2) Good Logos and Testimonials
It’s important to celebrate the victories and take pride in the customers you’ve most likely spent countless hours and sales cycles to acquire. Investors will often be looking for a few marquee customers listed or perhaps larger brands that are traditionally harder to sell to as validation of the product.
Of course, for early-stage startups this may be more difficult depending on the number of active customers you actually have. That’s why it’s crucial when selling to early adopters to push for approval to use their logo on your site, as having a few big logos can speak volumes to early traction in the marketplace. Also, displaying some candid quotes from customers goes a long way.
3) An Impressive Management Team
Naturally, another big attraction to any investor is the management team and their backgrounds. Making their profiles easy to access as well as clean and professional is key. Do include photos, as well. Being able to quickly put a face to the names as to who’s calling the shots is extremely helpful, and it exemplifies confidence in a team built for success. Seeing successful track records also underscores your ability to attract top talent.
4) Relevant and Recent Content

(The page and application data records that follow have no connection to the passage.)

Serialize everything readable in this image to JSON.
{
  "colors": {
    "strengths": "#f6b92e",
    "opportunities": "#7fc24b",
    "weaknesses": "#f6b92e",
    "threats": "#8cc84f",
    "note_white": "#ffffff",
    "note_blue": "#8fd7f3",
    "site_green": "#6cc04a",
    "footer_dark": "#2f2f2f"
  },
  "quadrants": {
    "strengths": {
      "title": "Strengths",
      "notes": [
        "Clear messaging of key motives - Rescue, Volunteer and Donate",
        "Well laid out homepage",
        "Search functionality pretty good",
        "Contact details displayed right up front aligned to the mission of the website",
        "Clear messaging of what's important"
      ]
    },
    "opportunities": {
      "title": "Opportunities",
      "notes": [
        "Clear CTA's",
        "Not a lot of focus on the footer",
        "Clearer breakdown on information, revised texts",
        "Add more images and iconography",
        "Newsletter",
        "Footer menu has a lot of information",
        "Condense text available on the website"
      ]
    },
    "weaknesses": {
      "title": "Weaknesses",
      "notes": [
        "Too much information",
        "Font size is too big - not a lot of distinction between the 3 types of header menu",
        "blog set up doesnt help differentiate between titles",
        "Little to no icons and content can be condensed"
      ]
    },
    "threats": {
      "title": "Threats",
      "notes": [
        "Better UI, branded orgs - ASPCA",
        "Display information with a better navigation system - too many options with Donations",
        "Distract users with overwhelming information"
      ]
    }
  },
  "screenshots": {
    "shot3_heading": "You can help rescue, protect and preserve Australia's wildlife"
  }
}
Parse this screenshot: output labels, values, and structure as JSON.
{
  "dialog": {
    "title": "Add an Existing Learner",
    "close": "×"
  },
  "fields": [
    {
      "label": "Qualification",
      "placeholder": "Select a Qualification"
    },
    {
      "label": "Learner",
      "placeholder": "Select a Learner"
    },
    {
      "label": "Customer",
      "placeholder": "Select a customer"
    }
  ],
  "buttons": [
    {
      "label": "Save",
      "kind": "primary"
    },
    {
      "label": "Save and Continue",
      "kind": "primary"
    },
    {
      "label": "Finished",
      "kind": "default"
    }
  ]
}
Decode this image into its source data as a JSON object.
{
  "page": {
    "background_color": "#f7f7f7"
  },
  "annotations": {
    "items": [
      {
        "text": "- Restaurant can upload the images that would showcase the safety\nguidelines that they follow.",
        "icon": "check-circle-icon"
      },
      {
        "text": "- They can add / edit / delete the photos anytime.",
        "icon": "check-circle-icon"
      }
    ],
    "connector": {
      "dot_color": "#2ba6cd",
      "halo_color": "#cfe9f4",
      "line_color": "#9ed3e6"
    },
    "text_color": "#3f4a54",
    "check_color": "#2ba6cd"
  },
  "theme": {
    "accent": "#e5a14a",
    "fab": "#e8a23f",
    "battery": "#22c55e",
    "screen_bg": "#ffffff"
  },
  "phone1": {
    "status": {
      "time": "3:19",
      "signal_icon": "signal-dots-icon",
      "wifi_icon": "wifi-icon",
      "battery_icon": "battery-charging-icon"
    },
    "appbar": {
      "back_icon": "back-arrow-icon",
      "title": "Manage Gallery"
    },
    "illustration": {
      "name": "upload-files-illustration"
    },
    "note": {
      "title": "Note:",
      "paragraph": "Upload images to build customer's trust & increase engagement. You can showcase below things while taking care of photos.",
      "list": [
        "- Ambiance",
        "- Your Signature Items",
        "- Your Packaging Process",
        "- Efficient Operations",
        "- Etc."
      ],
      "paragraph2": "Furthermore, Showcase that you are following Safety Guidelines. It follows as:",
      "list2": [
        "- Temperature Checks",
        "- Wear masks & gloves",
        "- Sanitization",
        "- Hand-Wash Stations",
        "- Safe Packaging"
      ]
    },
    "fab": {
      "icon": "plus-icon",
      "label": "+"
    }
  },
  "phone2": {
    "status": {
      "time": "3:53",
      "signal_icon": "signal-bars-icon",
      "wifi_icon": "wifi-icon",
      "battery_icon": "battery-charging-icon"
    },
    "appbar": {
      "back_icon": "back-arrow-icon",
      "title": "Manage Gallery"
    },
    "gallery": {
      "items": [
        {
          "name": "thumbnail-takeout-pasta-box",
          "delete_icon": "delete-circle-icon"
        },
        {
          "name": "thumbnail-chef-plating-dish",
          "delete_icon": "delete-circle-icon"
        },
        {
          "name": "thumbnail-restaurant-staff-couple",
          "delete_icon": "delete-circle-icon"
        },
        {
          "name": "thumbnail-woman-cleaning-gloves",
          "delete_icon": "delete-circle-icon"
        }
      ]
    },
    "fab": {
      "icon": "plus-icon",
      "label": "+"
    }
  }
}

Good, relevant content is key to any inbound marketing efforts. Offering a great product is one thing, but sharing engaging marketing content such as explainer videos, assessments, guides, and tools can show that you know how to drive awareness and interaction with it and your brand. Compelling thought leadership pieces can also help to position your company and management team in the eyes of investors as true leaders in your space.
On the other hand, one of the biggest turnoffs for an investor is outdated or irrelevant content, so be careful what you choose to highlight and keep things up-to-date.
Featuring press, news, and other media hype is always a good idea, but it should be recent and come from an unbiased and respected outlet. It’s important to highlight recognition from media and peers, but these efforts could backfire if coming from an unqualified source
5) Clear and Concise Messaging
Within the first few seconds of visiting your homepage, I should have a good idea of exactly what you do. That means your messaging needs to be clear, concise, and firmly aligned with your company’s overall mission. Avoid getting too technical or (on the other side of the spectrum) getting too salesy. Buzzwords can be distracting for visitors and even take away from your legitimacy or the true value or pain point that you’re solving. When in doubt, keep it simple.
3 Examples of Great Company Websites
Here are three sites that showcase each of the five qualities above and make a terrific first impression:
Monetate (disclosure: an OpenView Portfolio Company)
If your website passes the test, you could receive a phone call from an interested VC. Do you know how you’ll respond? Read my previous post, Two Questions You Absolutely Have to Ask When VCs Come Calling.
Image courtesy of Rafael Anderson Gonazales Mendoza